A very interesting functionality can be achieved combining all the above described techniques. Imagine you have a website where users can send messages to each other and you also automatically send a copy of a message by email (or users can manually choose to send a copy to email) - pretty standard feature. It would be great if a recipient user could reply to your email right in his (or her) email client. Let’s see how we can do it. Further I provide a pseudo code which can lack some details but is sufficient to get the idea.

Let’s suppose we have following models:

class User < ActiveRecord::Base

class MessageDelivery < ActiveRecord::Base
  belongs_to :recipient, class_name: “User”, foreign_key: “recipient_id”
  belongs_to :message

class Message < ActiveRecord::Base
  belongs_to :author, class_name: “User”, foreign_key: “author_id”
  has_many :message_deliveries
  has_many :recipients, through: :message_deliveries

and a MessagesController controller with create action responsible for sending messages which looks like this:

class MessagesController < ApplicationController

def create @message = if @message.recipients.each do |recipient| # as I mentioned previously it’s strongly recommended to process email sending in background MessageMailer.delay.email_copy(@message, recipient) end else # some error processing end end


Our mailer class MessageMailer could look like this:

class ApplicationMailer < ActionMailer::Base
  layout ‘application_mailer’
  default from:

class MessageMailer < ApplicationMailer

def email_copy(message, recipient, options = {}) @message = message mail({ from: #{} <#{default_params[:from]}>”, subject: “New message”, to:, reply_to: default_params[:from].gsub(‘@’, “+f-#{recipient.uuid}-t-#{}-m-#{@message.uuid}@”), }) end


Here I set Reply-to field to contain our default From email address but with addition of some useful information using address tagging.

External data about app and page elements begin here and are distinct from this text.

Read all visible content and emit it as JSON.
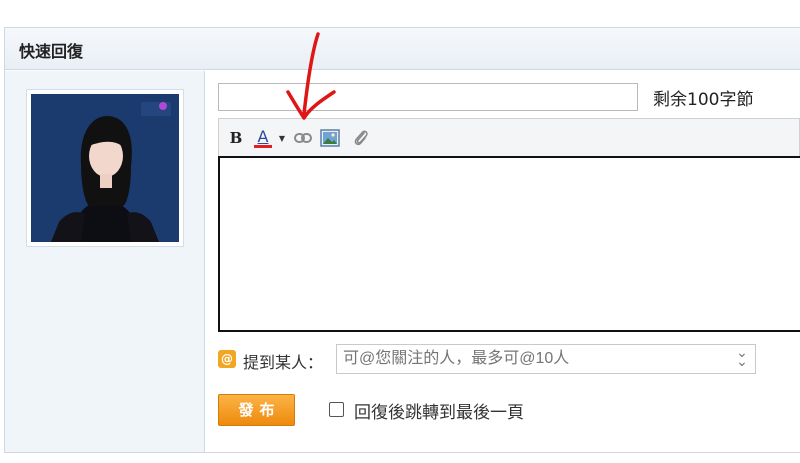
{
  "panel": {
    "title": "快速回復"
  },
  "form": {
    "subject_value": "",
    "remaining": "剩余100字節",
    "editor_value": ""
  },
  "toolbar": {
    "bold_label": "B",
    "color_label": "A",
    "icons": [
      "bold-icon",
      "font-color-icon",
      "dropdown-caret-icon",
      "link-icon",
      "image-icon",
      "attachment-icon"
    ]
  },
  "mention": {
    "icon_glyph": "@",
    "label": "提到某人：",
    "placeholder": "可@您關注的人，最多可@10人"
  },
  "submit": {
    "label": "發布"
  },
  "jump": {
    "label": "回復後跳轉到最後一頁",
    "checked": false
  },
  "colors": {
    "accent": "#ee8a0e",
    "annotation": "#e01515",
    "font_color_bar": "#e02020"
  }
}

What it gives is that an user will still receive emails from address, but when he hits “Reply” in his email client than the To email address will be equal to the one we passed in Reply-to field. Of course we make an assumption that an user will not change it, but I think that in most of cases he indeed will not.

To my mind it’s better to send some hashed values rather than just plain ids as the system will be more resistant to fraud actions in this case. Also it’s better to use one-time hashes and expire them after a message is received.

Mailman route for catching these emails can look like this: do
  to ‘f-%from_uuid%-t-%to_uuid%-m-%message_uuid%@’ do
    # here you can load all records that you need
    from_user = User.find_by_uuid(params[:from_uuid])
    to_user = User.find_by_uuid(params[:to_uuid])
    original_message = Message.find_by_uuid(params[:message_uuid])
    # and perform some processing
    # remember that at this point you have access to a Mailman “message” method which returns Mailman message object - you can get all details of the incoming email from it

In Mailman you can create a new reply-message and also send it’s copy by email. This way you’ll implement such a system where users can exchange messages with each other directly from their email clients and in the meantime there will be created messages on your site.

As a bonus you’ll get the capability to collect user’s alternative emails. Some users can have email forwarding enabled in their mailboxes so the actual reply can come from email address that is not present in your database. It allows you to implement users sign in based on alternative emails too apart from the one that an user provided during a registration.

Also you should notice that if you have to put some users in CC or BCC fields then you will not be able to recognize an user who used an alternative email to reply to your message. It will happen because you will be able only to put author’s uuid to email Reply-to address and putting recipient’s uuid will not be possible due to there can be a lot of CC-recipients and it just will not make sense. So when an user will use an alternative email you will just not have it in the database. In this case you’ll have to determine who sent a reply message only based on “From” field of the incoming email.

Ok, at this point I’m stopping. I hope this post was useful for you. Thanks for reading!